  • product positioning, which defines a specific, localized product block on the shelf

The aim is to be able to insert products with their dimensions and data into a planogram and manage them at their position.

What is a product?

The central element of desire on the shelf. The product is a source of revenue and profit. The products should adequately represent their product group on limited shelf space and meet customer expectations. To do this, they compete for available shelf space.

How is it identified?

The primary key is the article number (stock keeping unit, SKU). Variants of an article can be distinguished by a Variant ID. The EAN/UPC/GTIN also identifies a product, but is often not unique enough. Further IDs can be added within the framework of merchandise management.

Which data are required?

For shelf planning, at least the article number, a descriptive text and the width, height and depth in terms of packaging dimensions are required.

Which data is optional?

Classifying assignments such as merchandise category, assortment, brand, product family. Prices and conditions. Additional texts, also in foreign languages. Customized price lists. Logistical data such as hangability, pourability, position of the hook hole, nesting. Target specifications for quantities and packaging units. Components in the sense of a bill of materials. Rules and restrictions for positioning on specific fixtures.

How is it represented?

In the simplest case as white or colored box.

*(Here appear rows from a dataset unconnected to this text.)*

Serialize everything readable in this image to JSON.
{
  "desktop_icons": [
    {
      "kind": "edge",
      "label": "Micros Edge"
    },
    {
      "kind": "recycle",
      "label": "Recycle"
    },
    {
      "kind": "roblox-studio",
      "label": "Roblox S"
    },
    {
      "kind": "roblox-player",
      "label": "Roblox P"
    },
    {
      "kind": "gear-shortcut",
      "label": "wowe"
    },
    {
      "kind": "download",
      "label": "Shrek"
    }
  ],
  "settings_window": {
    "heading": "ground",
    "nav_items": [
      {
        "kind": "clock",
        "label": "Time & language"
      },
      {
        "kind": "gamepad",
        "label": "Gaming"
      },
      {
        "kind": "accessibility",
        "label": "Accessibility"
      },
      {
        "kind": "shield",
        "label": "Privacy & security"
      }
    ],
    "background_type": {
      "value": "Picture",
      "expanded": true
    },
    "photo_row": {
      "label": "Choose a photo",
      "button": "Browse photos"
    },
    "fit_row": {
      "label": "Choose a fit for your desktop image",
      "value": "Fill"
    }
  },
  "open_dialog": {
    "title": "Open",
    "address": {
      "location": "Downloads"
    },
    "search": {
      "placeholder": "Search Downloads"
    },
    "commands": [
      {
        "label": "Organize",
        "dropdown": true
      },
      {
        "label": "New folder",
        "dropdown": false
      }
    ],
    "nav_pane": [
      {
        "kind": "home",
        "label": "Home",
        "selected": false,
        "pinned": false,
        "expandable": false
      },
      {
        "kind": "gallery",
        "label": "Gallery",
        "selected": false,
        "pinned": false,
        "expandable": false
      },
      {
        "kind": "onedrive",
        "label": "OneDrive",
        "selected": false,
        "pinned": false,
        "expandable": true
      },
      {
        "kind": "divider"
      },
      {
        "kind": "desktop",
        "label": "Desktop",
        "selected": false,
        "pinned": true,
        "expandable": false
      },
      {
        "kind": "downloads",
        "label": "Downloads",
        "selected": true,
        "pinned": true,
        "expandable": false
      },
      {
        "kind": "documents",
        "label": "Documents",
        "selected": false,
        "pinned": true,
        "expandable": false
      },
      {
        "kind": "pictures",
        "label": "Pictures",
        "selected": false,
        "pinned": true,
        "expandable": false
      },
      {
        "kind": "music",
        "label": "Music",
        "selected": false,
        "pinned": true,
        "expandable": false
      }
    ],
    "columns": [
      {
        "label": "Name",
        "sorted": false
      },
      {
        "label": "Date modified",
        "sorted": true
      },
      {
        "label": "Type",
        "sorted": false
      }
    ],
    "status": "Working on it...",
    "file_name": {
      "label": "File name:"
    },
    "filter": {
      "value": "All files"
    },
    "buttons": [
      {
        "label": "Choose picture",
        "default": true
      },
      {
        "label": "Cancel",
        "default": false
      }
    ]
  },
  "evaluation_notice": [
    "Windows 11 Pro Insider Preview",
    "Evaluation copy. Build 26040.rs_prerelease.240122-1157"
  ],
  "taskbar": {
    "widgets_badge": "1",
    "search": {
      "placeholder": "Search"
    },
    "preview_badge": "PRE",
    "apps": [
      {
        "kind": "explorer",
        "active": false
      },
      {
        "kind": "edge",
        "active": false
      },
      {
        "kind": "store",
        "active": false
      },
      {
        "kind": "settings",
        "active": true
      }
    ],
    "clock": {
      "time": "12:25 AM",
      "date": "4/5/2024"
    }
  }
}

When digital images are available for the products, the images can show the product photorealistically from one or all sides.

3D models can create geometries that differ from the simple box, which allows the product to be displayed completely realistically on the shelf or on the pallet.

What has to be considered?

Enable positioning types: in XPace, a product can be positioned as hanging, standing stacked or loosely piled, the permitted types are defined per article.

Prospective articles are products that do not yet exist in the company’s active product range, that is, they have not yet been created in merchandise management, but should already be used for shelf planning. These articles can be managed separately.

Foreign goods and dummy articles can be managed in a separate XPace channel.

Articles can have a status, for example, they are new or expiring. The status can be taken into account in queries.

Where does it come from?

Product data is usually taken from other data sources that are maintained in other systems. Sources can be a merchandise management system, an ERP system, a PIM or PDM system, any database or Excel. Data access works via one of the supported interface technologies. The data transfer is controlled by an import script.

Product data and product forms of alternative, new or prospective articles can be created and designed directly in XPace. They are managed in a separate channel.

Shelf planning

Virtual shelf planning generates a planogram that manages the data of all fixtures and products in a virtual project.

The general procedure of shelf planning follows this general scheme:

  • Define assortment
  • Generate planogram
  • Assemble the rack frame
  • Insert products
  • Modify and individualize
  • Evaluate
  • Adjust
  • Finally evaluate
  • Document
  • Persist
  • Export and trigger subsequent processes
  • Observe
  • Optimise over time with target/actual comparison

XPace contains all functions, algorithms, data structures and interfaces for qualified planogramming.